- category 2: equipment or systems that guarantee a high level of protection;
- category 3: equipment or systems that guarantee a normal level of protection.
For some protection modes, group II is divided into IIA, IIB, IIC. This subdivision classifies the gases against which the user must protect himself by using a product with an adequate protection system.
Some examples of gases:
- IIA group: propane,
- group IIB: ethylene,
- IIC group: hydrogen / acetylene.
There is also a further classification of hazardous areas, depending on the frequency and time of presence of the explosive substance.
Zone 0 place in which an explosive atmosphere consisting of a mixture with air of flammable substances in the form of gas, vapour or mist is present continuously or for long periods or frequently
Zone 1 place in which an explosive atmosphere consisting of a mixture with air of flammable substances in the form of gas, vapour or mist is likely to occur in normal operation occasionally
Zone 2 place in which an explosive atmosphere consisting of a mixture with air of flammable substances in the form of gas, vapour or mist is not likely to occur in normal operation but, if it does occur, will persist for a short period only
Zone 20 place in which an explosive atmosphere in the form of a cloud of combustible dust in air is present continuously, or for long periods or frequently
Zone 21 area in which an explosive atmosphere in the form of a cloud of combustible dust in air is likely to occur, occasionally, in normal operation
Zone 22 area in which an explosive atmosphere in the form of a cloud of combustible dust in air is not likely to occur in normal operation but, if it does occur, will persist for a short period only
Furthermore, there are different types of protection methods depending on the solution the device pursues to contain the explosion.
- Ex d – Flameproof: In this method, the energized electrical circuits can be in contact with the explosive atmosphere. However, they have to be enclosed within an enclosure specially designed to withstand the pressure caused by a possible explosion occurred inside the case itself and to prevent the spread of flames outside the enclosure that could ignite the external explosive atmosphere. The main feature is a strong and robust construction, which guarantees a high reliability for a long time.
- Ex e – increased safety: This protection method applies measures in order to prevent the formation of arcs, sparks or temperatures which can ignite the explosive mixture, therefore guaranteeing a high safety coefficient. The equipment is designed to prevent sparks even in irregular operating conditions.

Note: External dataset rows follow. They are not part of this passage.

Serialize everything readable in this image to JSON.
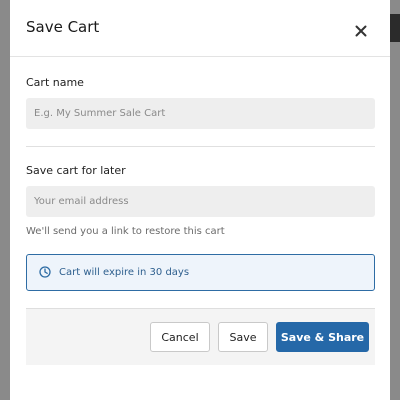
{
  "modal": {
    "title": "Save Cart",
    "close_icon": "close-icon"
  },
  "cart_name": {
    "label": "Cart name",
    "placeholder": "E.g. My Summer Sale Cart",
    "value": ""
  },
  "save_for_later": {
    "label": "Save cart for later",
    "email_placeholder": "Your email address",
    "email_value": "",
    "helper": "We'll send you a link to restore this cart"
  },
  "info": {
    "icon": "clock-icon",
    "text": "Cart will expire in 30 days",
    "accent_color": "#2e6ca4"
  },
  "footer": {
    "cancel_label": "Cancel",
    "save_label": "Save",
    "save_share_label": "Save & Share",
    "primary_color": "#2568a8"
  }
}
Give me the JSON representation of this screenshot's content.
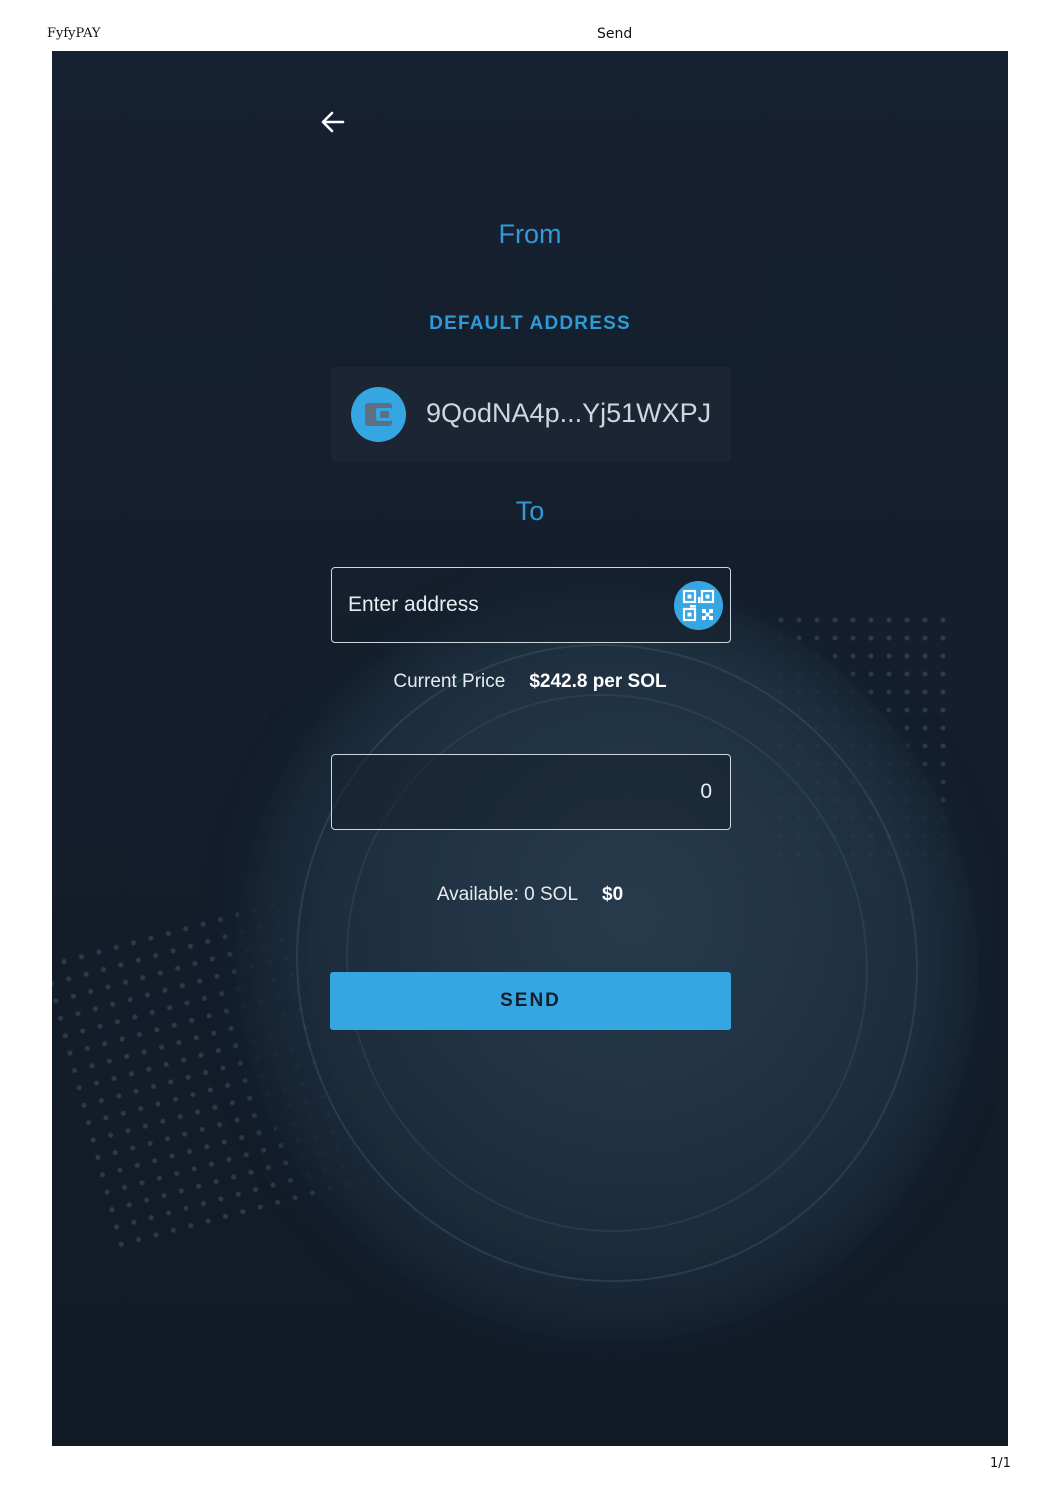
{
  "print_header": {
    "site_name": "FyfyPAY",
    "page_title": "Send"
  },
  "print_footer": {
    "page_count": "1/1"
  },
  "from_section": {
    "heading": "From",
    "default_address_label": "DEFAULT ADDRESS",
    "address": "9QodNA4p...Yj51WXPJ"
  },
  "to_section": {
    "heading": "To",
    "address_placeholder": "Enter address"
  },
  "price": {
    "label": "Current Price",
    "value": "$242.8 per SOL"
  },
  "amount": {
    "value": "0"
  },
  "balance": {
    "label": "Available: 0 SOL",
    "usd_value": "$0"
  },
  "send_button_label": "SEND",
  "colors": {
    "accent": "#36a6e3",
    "heading": "#2f9ad6",
    "background": "#162131"
  },
  "icons": {
    "back": "arrow-left-icon",
    "wallet": "wallet-icon",
    "scan": "qr-code-icon"
  }
}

- Ex n – simplified: This protection method uses other protection methods in a simplified way. It’s application to electrical equipment makes them unable to cause the ignition of an explosive atmosphere even during the normal operation. It can be used only in Zone 2. The equipment is divided into “non-sparking” and “sparkling” equipment that can produce sparks, arcs and cause high surface temperatures during normal operation. Based on this classification, it will therefore be possible to have the Ex nA method for non-sparking equipment, Ex nC method for sparking equipment, and Ex nR method for rrestricted breathing enclosures.
- Ex i – Intrinsic Safety. In this protection method the electrical components are of such a limited power that, in any operating condition, the explosion cannot occur.
- Ex-m, Ex-p, Ex-q, Ex-o- isolative principle of the explosion. In these protection methods the electrical materials that could cause the explosion are insulated in order to make the explosion impossible.
Explosion-proof equipment can also be classified according to the temperature class, which is linked to the ignition temperature of the dangerous substances present in the environment.
The surface temperature of the electrical equipment must not exceed the ignition temperature of these substances.
The aim of this article is to state the main ATEX principles to clarify some important issues that represent the starting point for the design and production of efficient explosion-proof products, able to guarantee the safety of the plant and of the people who work there. For Nuova ASP, security is a continuous spur for research and development of increasingly reliable solutions.